Research counters ‘myth’ that country cannot rely on wind, solar and other renewable sources
Common Dreams, April 23, 2013
If the US ceases to burn coal and ratchets down both nuclear and natural gas usage, the resulting reliance on wind, solar and other renewables “could meet or exceed demand in 99.4 percent of hours” by 2050, according to a recent report (pdf) by Synapse Energy Economics for the nonprofit think tank Civil Society Institute (CSI).
“Put simply, the message is this: It is a myth to say the United States cannot rely on renewables for the bulk of electricity generation,’’ said report co-author Thomas Vitolo.
Undertaken to counter questions raised about the impact of large-scale wind and solar integration on electric system reliability, the research also found regional loads being met “without imports from other regions and without turning to reserve storage,” and surplus power for export in 8.6 percent of all hours, “providing an ample safety net where needed from one region of the U.S. to the next.”
The report assumes a “transition scenario” (based on a 2011 report also by Synapse) in which the US eliminates coal usage and reduces dependency on natural gas and nuclear power, moving instead toward a power system based on energy efficiency and renewable energy.

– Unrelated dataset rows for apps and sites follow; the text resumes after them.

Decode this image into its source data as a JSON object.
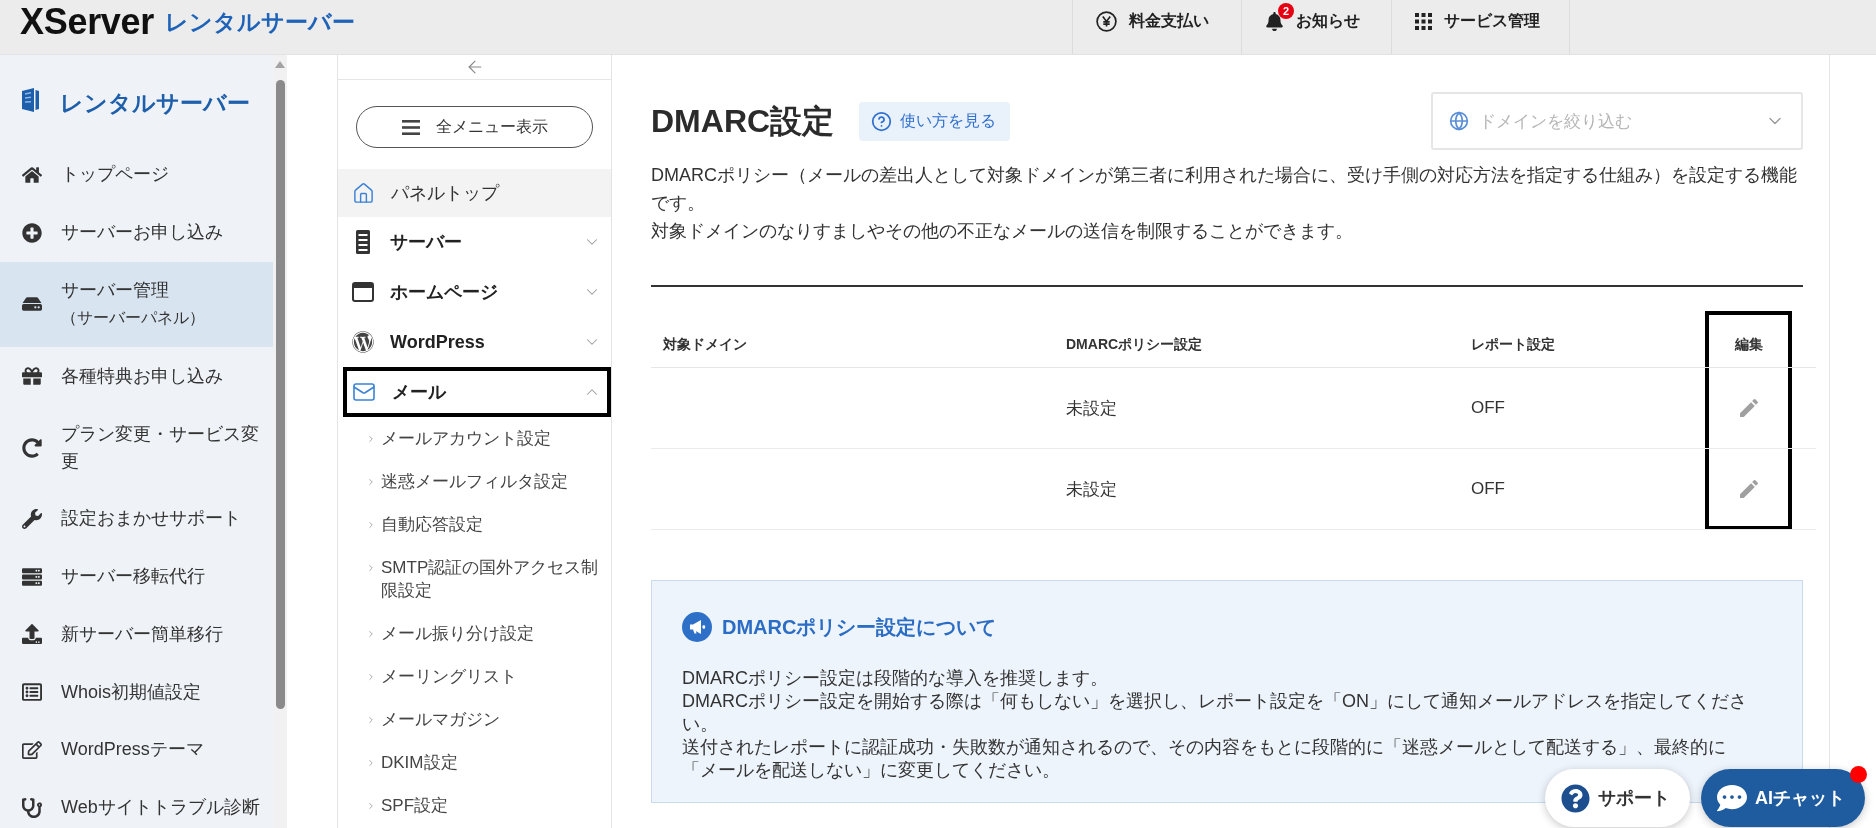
{
  "header": {
    "logo": {
      "brand": "XServer",
      "product": "レンタルサーバー"
    },
    "actions": [
      {
        "kind": "payment",
        "label": "料金支払い"
      },
      {
        "kind": "notice",
        "label": "お知らせ",
        "badge": "2"
      },
      {
        "kind": "services",
        "label": "サービス管理"
      }
    ]
  },
  "sidebar": {
    "title": "レンタルサーバー",
    "items": [
      {
        "label": "トップページ",
        "selected": false
      },
      {
        "label": "サーバーお申し込み",
        "selected": false
      },
      {
        "label": "サーバー管理",
        "sublabel": "（サーバーパネル）",
        "selected": true
      },
      {
        "label": "各種特典お申し込み",
        "selected": false
      },
      {
        "label": "プラン変更・サービス変更",
        "selected": false
      },
      {
        "label": "設定おまかせサポート",
        "selected": false
      },
      {
        "label": "サーバー移転代行",
        "selected": false
      },
      {
        "label": "新サーバー簡単移行",
        "selected": false
      },
      {
        "label": "Whois初期値設定",
        "selected": false
      },
      {
        "label": "WordPressテーマ",
        "selected": false
      },
      {
        "label": "Webサイトトラブル診断",
        "selected": false
      }
    ]
  },
  "panel_menu": {
    "all_menu_button": "全メニュー表示",
    "top_link": "パネルトップ",
    "sections": [
      {
        "label": "サーバー",
        "expanded": false,
        "annotated": false
      },
      {
        "label": "ホームページ",
        "expanded": false,
        "annotated": false
      },
      {
        "label": "WordPress",
        "expanded": false,
        "annotated": false
      },
      {
        "label": "メール",
        "expanded": true,
        "annotated": true,
        "children": [
          {
            "label": "メールアカウント設定"
          },
          {
            "label": "迷惑メールフィルタ設定"
          },
          {
            "label": "自動応答設定"
          },
          {
            "label": "SMTP認証の国外アクセス制限設定"
          },
          {
            "label": "メール振り分け設定"
          },
          {
            "label": "メーリングリスト"
          },
          {
            "label": "メールマガジン"
          },
          {
            "label": "DKIM設定"
          },
          {
            "label": "SPF設定"
          }
        ]
      }
    ]
  },
  "page": {
    "title": "DMARC設定",
    "help_button": "使い方を見る",
    "domain_filter": {
      "placeholder": "ドメインを絞り込む"
    },
    "description": [
      "DMARCポリシー（メールの差出人として対象ドメインが第三者に利用された場合に、受け手側の対応方法を指定する仕組み）を設定する機能です。",
      "対象ドメインのなりすましやその他の不正なメールの送信を制限することができます。"
    ]
  },
  "table": {
    "columns": [
      {
        "label": "対象ドメイン",
        "annotated": false
      },
      {
        "label": "DMARCポリシー設定",
        "annotated": false
      },
      {
        "label": "レポート設定",
        "annotated": false
      },
      {
        "label": "編集",
        "annotated": true
      }
    ],
    "rows": [
      {
        "dmarc_policy": "未設定",
        "report": "OFF"
      },
      {
        "dmarc_policy": "未設定",
        "report": "OFF"
      }
    ]
  },
  "info_box": {
    "title": "DMARCポリシー設定について",
    "paragraphs": [
      "DMARCポリシー設定は段階的な導入を推奨します。",
      "DMARCポリシー設定を開始する際は「何もしない」を選択し、レポート設定を「ON」にして通知メールアドレスを指定してください。",
      "送付されたレポートに認証成功・失敗数が通知されるので、その内容をもとに段階的に「迷惑メールとして配送する」、最終的に「メールを配送しない」に変更してください。"
    ]
  },
  "floating_buttons": [
    {
      "kind": "support",
      "label": "サポート",
      "notification": false
    },
    {
      "kind": "chat",
      "label": "AIチャット",
      "notification": true
    }
  ]
}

Based on these “projected mixes” of existing technology and operational practices, the grid is capable of balancing projected load “for each region, in nearly every hour of every season of the year” demonstrating—the report asserts— that the “strategies to address one of the most pressing challenges faced by our species and our planet are already not only achievable, but cost effective.’’
“This study shows that the U.S. electricity grid could integrate and balance many times the current level of renewables with no additional reliability issues,” said Civil Society senior energy analyst, Grant Smith. “In contrast, the alternative—continuing to rely on increasing combustion of fossil fuels to generate electricity, and producing ever-increasing levels of greenhouse gases—is far less feasible, and presents much more daunting technical, economic, and social challenges to human and environmental welfare.”
Though the research is US-specific, solar industry site Solar Server reports the findings are supported by data from European grid operators, where in 2011 renewables supplied 41% of Denmark’s electricity.